Iran and the Arab Gulf states disagree over what to call the Gulf between them: The former say it is the Persian Gulf, and the latter say it is the Arabian Gulf.
A Google representative told the BBC the company does not want to take a political stance on the issue. The rep could not recall any other geographic feature that Google has refrained from naming, the BBC reported.
While Google Maps appears to be taking no side in a naming dispute that has gone on for years, the omission has not gone unnoticed.
Google's online-product forums feature a multitude of posts by outraged Iranians regarding the issue.
I want you to know how much you have [made Iranian people suffer] by changing or omitting our national territorial and geographical names on your maps. This is very important for us as you keep thousand-year-old geographical names out of political discord, one user wrote on the forums.
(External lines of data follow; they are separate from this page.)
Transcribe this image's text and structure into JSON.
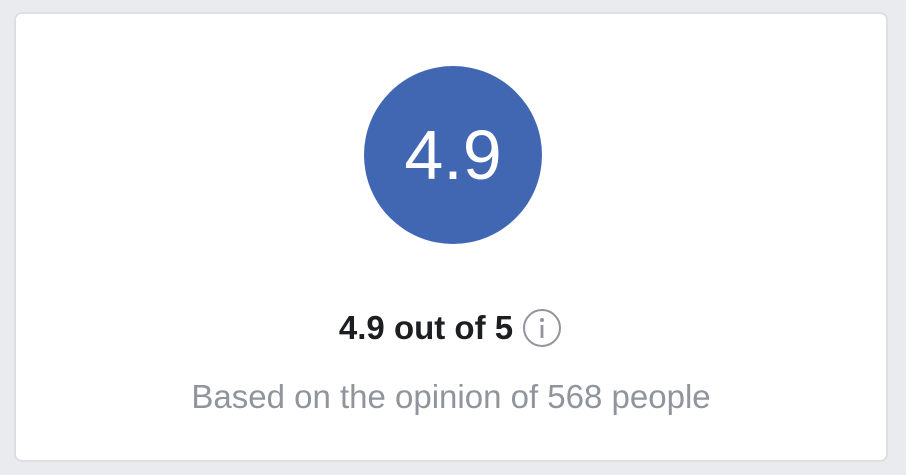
{
  "rating": {
    "value": "4.9",
    "summary": "4.9 out of 5",
    "basis": "Based on the opinion of 568 people"
  },
  "icons": {
    "info": "info-circle-icon"
  },
  "colors": {
    "accent": "#4267b2",
    "title_text": "#1c1e21",
    "muted_text": "#90949c"
  }
}
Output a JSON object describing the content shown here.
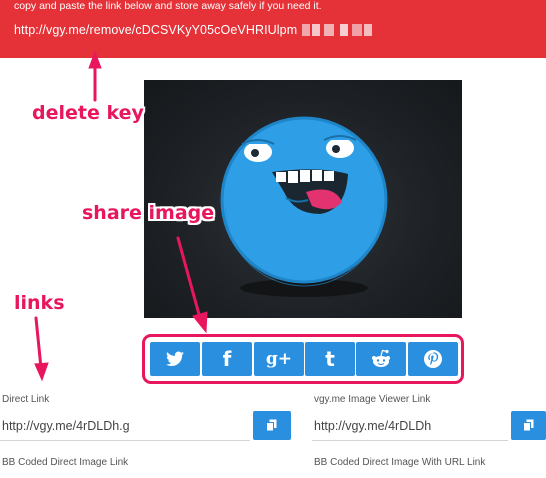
{
  "banner": {
    "note": "copy and paste the link below and store away safely if you need it.",
    "delete_url": "http://vgy.me/remove/cDCSVKyY05cOeVHRIUlpm"
  },
  "annotations": {
    "delete_key": "delete key",
    "share_image": "share image",
    "links": "links"
  },
  "share": {
    "buttons": [
      {
        "name": "twitter",
        "icon": "twitter-icon",
        "glyph": ""
      },
      {
        "name": "facebook",
        "icon": "facebook-icon",
        "glyph": "f"
      },
      {
        "name": "google-plus",
        "icon": "google-plus-icon",
        "glyph": "g+"
      },
      {
        "name": "tumblr",
        "icon": "tumblr-icon",
        "glyph": "t"
      },
      {
        "name": "reddit",
        "icon": "reddit-icon",
        "glyph": ""
      },
      {
        "name": "pinterest",
        "icon": "pinterest-icon",
        "glyph": ""
      }
    ],
    "button_color": "#2b8fe0"
  },
  "links": {
    "direct": {
      "label": "Direct Link",
      "value": "http://vgy.me/4rDLDh.g"
    },
    "viewer": {
      "label": "vgy.me Image Viewer Link",
      "value": "http://vgy.me/4rDLDh"
    },
    "bb_direct": {
      "label": "BB Coded Direct Image Link"
    },
    "bb_url": {
      "label": "BB Coded Direct Image With URL Link"
    }
  },
  "colors": {
    "banner": "#e53238",
    "annotation": "#e8175d",
    "accent": "#2b8fe0"
  }
}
On Google Maps, a search for Persian Gulf leads to the disputed body of water, while a search for Arabian Gulf does not. The latter search yields various results, including points off the coasts of Kuwait, Saudi Arabia, and the United Arab Emirates (as well as a landlocked consultancy in Escondido, Calif.).
The development comes soon after Iran celebrated Persian Gulf Day on April 29, marking the third international biannual conference on the Persian Gulf, according to Iran's state-owned Press TV.
Naming the national day of the Persian Gulf is mainly a response to [changing] the historical name of this waterway to the Arabian Gulf, Press TV reported.
Iran also required all inbound airline flights to use the name Persian Gulf in 2010, British newspaper the Telegraph reported. Offenders face a one-month suspension for the first offense and a complete ban for the second.
The naming row also led to the cancellation of the Islamic Solidarity Games in 2010. Arab state participants backed out after the Iranian hosts used the name Persian Gulf on the medals.
Perhaps the name Persian Gulf makes no sense, either. The country of Iran has not been officially called Persia since 1935, per the order issued by then-ruler Reza Shah.